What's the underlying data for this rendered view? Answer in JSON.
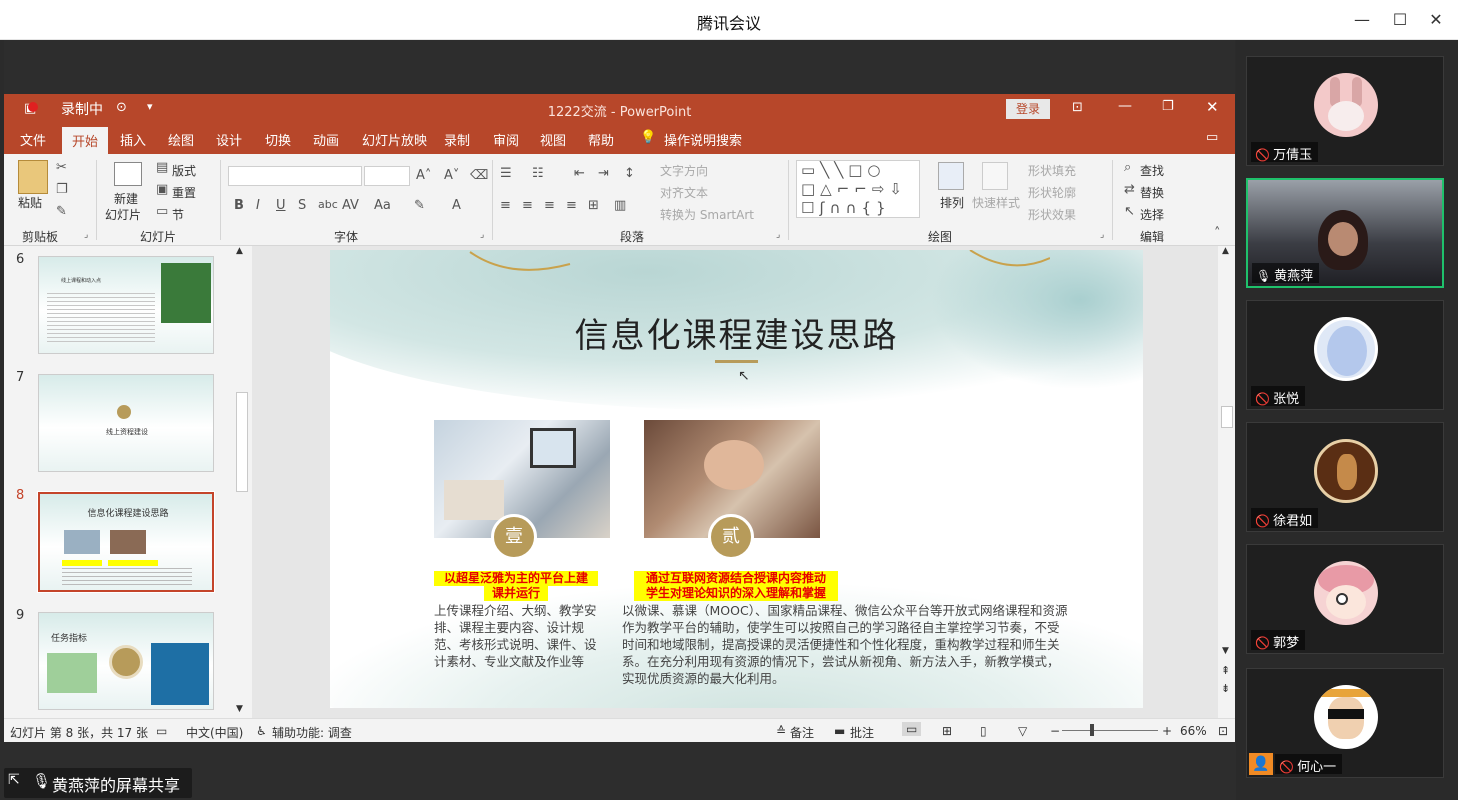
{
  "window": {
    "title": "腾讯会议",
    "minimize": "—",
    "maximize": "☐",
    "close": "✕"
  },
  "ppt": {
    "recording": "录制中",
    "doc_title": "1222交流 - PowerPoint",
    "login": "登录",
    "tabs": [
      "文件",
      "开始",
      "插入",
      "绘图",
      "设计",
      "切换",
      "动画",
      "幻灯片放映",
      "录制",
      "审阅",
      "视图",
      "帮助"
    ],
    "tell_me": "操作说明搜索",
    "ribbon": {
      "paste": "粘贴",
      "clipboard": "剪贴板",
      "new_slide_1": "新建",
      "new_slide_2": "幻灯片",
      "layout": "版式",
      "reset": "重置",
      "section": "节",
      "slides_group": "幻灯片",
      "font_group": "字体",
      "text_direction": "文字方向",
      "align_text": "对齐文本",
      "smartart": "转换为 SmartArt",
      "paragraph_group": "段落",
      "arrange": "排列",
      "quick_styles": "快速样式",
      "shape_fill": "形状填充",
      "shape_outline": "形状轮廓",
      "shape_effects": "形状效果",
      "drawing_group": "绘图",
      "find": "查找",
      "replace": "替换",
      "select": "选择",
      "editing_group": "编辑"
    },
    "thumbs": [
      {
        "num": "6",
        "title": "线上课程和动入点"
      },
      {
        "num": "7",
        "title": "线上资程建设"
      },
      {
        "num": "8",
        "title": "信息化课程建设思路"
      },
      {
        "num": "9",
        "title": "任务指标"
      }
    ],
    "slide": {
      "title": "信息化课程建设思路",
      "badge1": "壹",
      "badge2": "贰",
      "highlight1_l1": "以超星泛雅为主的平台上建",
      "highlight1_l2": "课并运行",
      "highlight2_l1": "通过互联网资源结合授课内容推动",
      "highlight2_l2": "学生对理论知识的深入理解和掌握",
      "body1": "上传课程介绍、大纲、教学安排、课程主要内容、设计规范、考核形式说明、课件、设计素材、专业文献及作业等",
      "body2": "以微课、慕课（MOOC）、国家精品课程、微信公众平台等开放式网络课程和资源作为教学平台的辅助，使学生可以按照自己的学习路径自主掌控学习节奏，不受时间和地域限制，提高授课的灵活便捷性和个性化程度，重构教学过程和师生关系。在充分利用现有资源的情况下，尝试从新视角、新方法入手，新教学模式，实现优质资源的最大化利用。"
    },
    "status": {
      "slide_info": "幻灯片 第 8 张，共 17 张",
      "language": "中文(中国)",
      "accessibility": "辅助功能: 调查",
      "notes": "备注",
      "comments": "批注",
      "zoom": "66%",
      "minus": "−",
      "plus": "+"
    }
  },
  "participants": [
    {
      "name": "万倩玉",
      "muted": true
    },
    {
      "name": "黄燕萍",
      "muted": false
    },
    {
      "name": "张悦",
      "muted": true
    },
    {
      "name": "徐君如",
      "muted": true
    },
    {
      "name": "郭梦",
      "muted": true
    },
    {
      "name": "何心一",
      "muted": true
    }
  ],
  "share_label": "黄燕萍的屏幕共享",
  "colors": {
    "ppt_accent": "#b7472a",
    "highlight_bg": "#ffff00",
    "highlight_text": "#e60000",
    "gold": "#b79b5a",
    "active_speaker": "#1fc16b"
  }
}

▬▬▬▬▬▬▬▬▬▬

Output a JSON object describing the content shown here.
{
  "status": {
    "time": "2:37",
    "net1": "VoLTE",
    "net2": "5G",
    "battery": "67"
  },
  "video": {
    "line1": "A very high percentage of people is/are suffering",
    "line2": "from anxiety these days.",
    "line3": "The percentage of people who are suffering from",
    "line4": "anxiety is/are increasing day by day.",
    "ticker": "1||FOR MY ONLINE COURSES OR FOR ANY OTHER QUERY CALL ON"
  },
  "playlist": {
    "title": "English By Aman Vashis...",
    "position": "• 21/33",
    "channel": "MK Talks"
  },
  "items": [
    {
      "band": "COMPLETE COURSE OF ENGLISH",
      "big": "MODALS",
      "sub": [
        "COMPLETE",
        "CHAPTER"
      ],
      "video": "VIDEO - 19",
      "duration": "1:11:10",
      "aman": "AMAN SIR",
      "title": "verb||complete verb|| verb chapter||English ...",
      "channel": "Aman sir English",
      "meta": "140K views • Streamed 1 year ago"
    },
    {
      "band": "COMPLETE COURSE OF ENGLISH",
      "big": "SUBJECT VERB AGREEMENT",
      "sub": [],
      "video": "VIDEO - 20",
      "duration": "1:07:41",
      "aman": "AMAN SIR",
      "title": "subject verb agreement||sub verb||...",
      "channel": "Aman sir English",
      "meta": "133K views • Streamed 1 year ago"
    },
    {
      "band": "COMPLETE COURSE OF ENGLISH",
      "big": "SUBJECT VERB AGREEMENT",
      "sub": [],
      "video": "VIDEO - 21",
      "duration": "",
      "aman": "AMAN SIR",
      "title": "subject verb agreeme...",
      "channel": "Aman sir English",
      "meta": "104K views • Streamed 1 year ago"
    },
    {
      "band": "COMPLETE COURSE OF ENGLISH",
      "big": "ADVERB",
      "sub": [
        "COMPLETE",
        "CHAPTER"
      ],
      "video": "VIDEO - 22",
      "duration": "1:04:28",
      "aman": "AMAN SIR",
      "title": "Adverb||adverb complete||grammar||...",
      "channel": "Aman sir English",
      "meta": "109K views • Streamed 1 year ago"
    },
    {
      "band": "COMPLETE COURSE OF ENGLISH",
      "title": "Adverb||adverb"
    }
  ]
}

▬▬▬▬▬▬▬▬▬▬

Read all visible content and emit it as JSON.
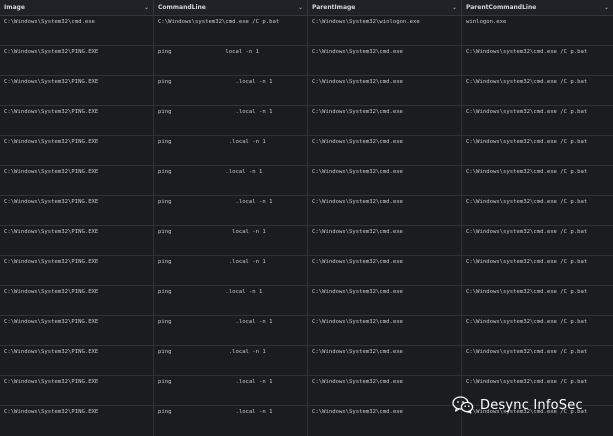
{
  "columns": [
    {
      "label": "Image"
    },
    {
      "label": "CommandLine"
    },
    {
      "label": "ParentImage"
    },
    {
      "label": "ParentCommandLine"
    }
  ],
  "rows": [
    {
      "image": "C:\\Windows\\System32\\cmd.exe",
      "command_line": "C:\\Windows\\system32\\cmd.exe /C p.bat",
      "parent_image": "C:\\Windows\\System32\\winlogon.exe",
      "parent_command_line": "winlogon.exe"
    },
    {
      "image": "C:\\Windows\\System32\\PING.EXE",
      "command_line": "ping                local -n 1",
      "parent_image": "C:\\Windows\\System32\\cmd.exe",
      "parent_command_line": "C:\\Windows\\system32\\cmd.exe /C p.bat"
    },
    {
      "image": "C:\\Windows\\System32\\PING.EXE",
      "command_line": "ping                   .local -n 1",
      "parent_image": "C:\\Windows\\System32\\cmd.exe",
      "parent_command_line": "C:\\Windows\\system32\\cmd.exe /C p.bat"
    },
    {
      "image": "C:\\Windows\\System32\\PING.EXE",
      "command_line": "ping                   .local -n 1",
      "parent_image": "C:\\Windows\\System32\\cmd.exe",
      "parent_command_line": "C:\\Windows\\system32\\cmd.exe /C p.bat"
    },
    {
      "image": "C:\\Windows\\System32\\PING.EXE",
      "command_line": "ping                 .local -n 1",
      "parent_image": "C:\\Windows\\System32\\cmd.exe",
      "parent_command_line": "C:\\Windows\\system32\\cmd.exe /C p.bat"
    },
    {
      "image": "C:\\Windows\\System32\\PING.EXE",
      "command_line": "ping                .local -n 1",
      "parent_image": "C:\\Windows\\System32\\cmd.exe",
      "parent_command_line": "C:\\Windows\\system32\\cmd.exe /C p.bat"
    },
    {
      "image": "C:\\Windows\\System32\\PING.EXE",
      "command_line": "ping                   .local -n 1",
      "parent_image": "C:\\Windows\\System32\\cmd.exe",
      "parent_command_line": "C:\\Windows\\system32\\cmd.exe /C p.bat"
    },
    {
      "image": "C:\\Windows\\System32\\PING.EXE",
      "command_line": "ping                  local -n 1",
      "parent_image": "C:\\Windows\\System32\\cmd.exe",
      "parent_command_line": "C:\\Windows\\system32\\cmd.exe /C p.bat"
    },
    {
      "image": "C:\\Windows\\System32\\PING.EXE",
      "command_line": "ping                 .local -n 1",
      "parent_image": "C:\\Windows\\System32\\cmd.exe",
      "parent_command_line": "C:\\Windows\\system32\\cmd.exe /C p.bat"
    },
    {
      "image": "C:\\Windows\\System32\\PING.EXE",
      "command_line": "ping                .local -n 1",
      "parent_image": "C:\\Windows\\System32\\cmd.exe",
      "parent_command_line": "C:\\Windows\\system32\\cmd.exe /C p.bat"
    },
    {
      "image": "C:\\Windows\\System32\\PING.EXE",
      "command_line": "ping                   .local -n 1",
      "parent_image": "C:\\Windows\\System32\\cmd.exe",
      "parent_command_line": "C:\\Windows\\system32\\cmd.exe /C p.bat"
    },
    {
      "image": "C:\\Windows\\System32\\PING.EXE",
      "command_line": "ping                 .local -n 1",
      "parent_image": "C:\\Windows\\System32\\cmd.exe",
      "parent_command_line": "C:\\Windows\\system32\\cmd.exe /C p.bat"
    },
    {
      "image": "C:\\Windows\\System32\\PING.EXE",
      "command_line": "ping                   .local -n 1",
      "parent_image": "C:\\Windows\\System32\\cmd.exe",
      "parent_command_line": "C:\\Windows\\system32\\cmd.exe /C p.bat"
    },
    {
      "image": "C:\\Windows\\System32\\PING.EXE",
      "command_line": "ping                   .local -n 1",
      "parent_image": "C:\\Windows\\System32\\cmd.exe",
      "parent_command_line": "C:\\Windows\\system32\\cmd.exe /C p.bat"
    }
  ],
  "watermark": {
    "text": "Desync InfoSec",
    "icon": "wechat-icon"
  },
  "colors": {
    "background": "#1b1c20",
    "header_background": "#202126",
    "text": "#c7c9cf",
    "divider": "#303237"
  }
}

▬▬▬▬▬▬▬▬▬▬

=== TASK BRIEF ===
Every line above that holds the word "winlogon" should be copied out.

=== SOLUTION TO THIS PROBLEM ===
      "parent_image": "C:\\Windows\\System32\\winlogon.exe",
      "parent_command_line": "winlogon.exe"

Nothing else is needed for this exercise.